◆ **Exercise aim**: Those lines of the following listing which contain the string "name" should be returned.

Exercise inputs section start

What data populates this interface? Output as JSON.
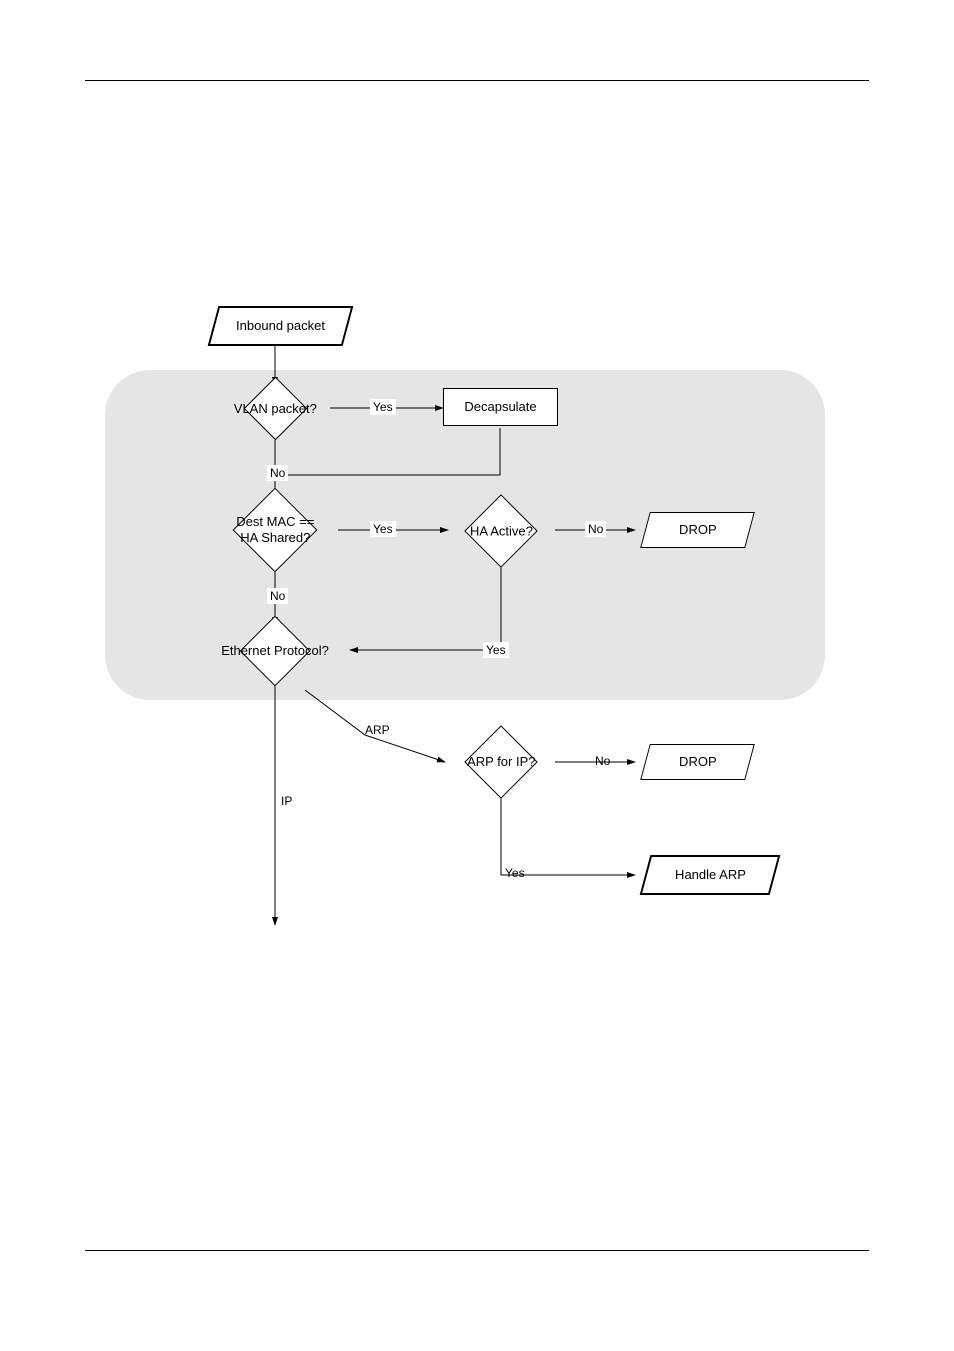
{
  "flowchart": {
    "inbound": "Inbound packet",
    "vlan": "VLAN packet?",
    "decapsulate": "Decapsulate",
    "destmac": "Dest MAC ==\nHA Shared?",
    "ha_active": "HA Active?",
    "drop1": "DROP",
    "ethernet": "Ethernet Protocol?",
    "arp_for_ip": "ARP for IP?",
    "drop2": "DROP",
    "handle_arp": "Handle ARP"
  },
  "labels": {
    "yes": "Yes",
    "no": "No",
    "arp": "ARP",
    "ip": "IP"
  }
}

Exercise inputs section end
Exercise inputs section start

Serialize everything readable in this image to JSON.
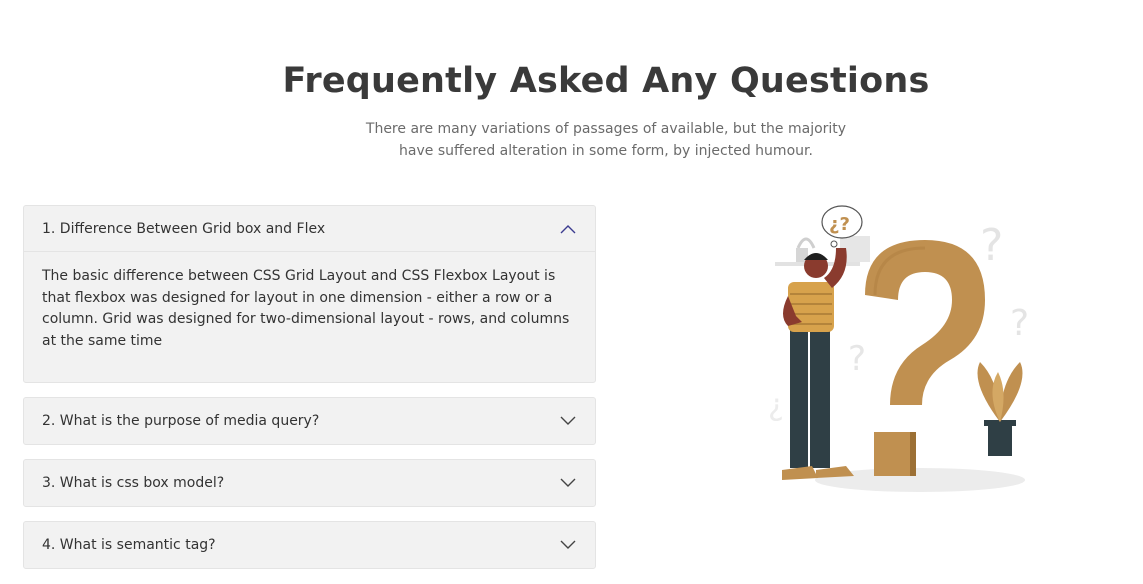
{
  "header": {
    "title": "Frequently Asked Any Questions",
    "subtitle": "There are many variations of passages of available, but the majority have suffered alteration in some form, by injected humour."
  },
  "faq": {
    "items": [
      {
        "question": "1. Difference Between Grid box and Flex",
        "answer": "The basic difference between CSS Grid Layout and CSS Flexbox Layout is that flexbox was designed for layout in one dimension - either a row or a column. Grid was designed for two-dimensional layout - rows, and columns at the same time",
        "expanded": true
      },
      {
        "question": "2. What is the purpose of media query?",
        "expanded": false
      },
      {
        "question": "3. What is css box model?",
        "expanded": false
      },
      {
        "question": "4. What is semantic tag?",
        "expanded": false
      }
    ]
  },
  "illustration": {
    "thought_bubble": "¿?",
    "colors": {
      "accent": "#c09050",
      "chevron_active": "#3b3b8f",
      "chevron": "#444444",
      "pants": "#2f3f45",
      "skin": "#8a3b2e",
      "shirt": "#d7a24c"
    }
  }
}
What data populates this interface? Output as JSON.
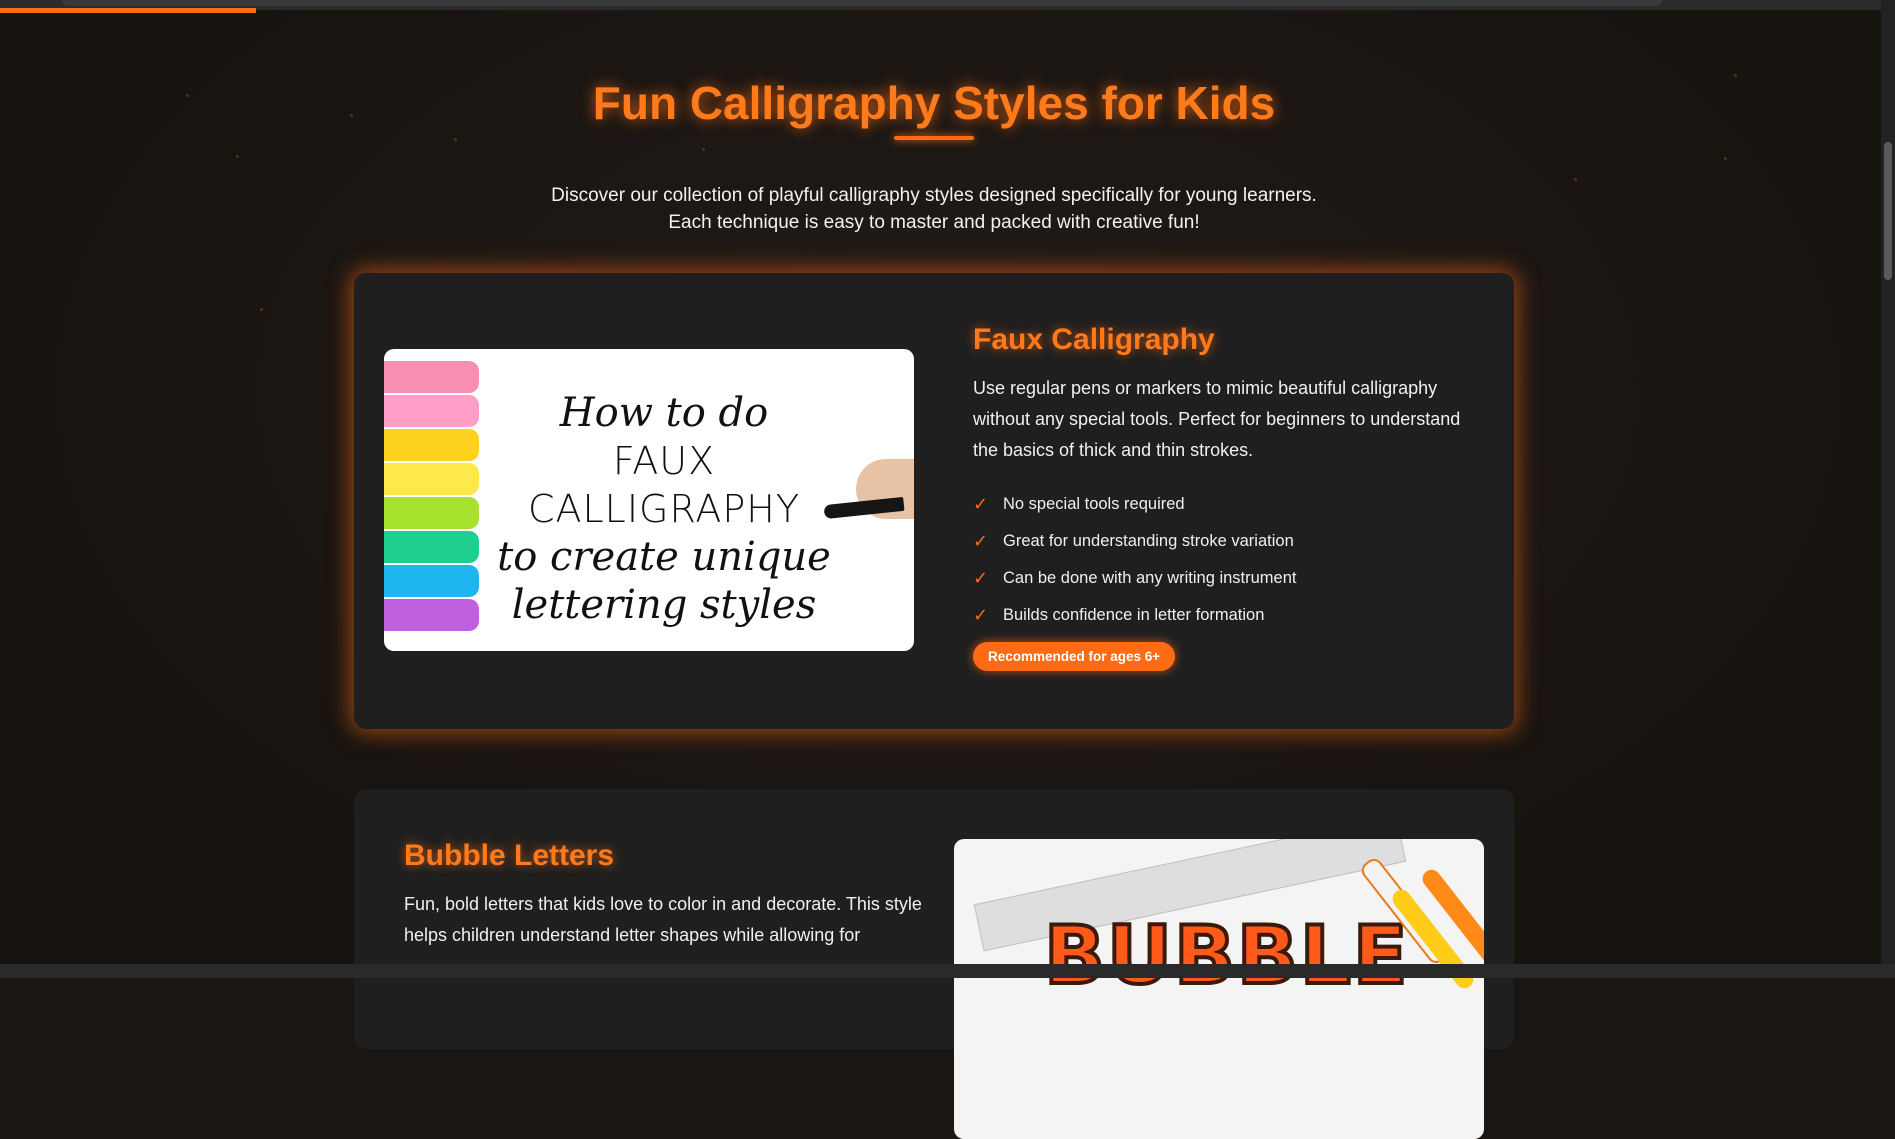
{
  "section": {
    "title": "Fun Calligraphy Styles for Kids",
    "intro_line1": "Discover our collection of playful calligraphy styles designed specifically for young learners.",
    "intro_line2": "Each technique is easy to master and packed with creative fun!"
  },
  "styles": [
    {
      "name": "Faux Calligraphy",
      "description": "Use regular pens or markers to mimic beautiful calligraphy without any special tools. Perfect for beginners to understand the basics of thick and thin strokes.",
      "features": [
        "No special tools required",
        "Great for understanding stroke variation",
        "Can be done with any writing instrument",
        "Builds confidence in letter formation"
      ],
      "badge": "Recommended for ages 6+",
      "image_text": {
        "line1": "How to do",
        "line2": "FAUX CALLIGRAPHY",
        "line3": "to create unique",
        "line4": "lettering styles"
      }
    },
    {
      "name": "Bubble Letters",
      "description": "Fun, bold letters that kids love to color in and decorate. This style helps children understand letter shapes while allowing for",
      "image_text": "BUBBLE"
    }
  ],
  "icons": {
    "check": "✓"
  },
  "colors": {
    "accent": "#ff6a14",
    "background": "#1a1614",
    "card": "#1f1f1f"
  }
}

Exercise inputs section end

◆ **Response to this exercise**:
      "name": "Faux Calligraphy",
      "name": "Bubble Letters",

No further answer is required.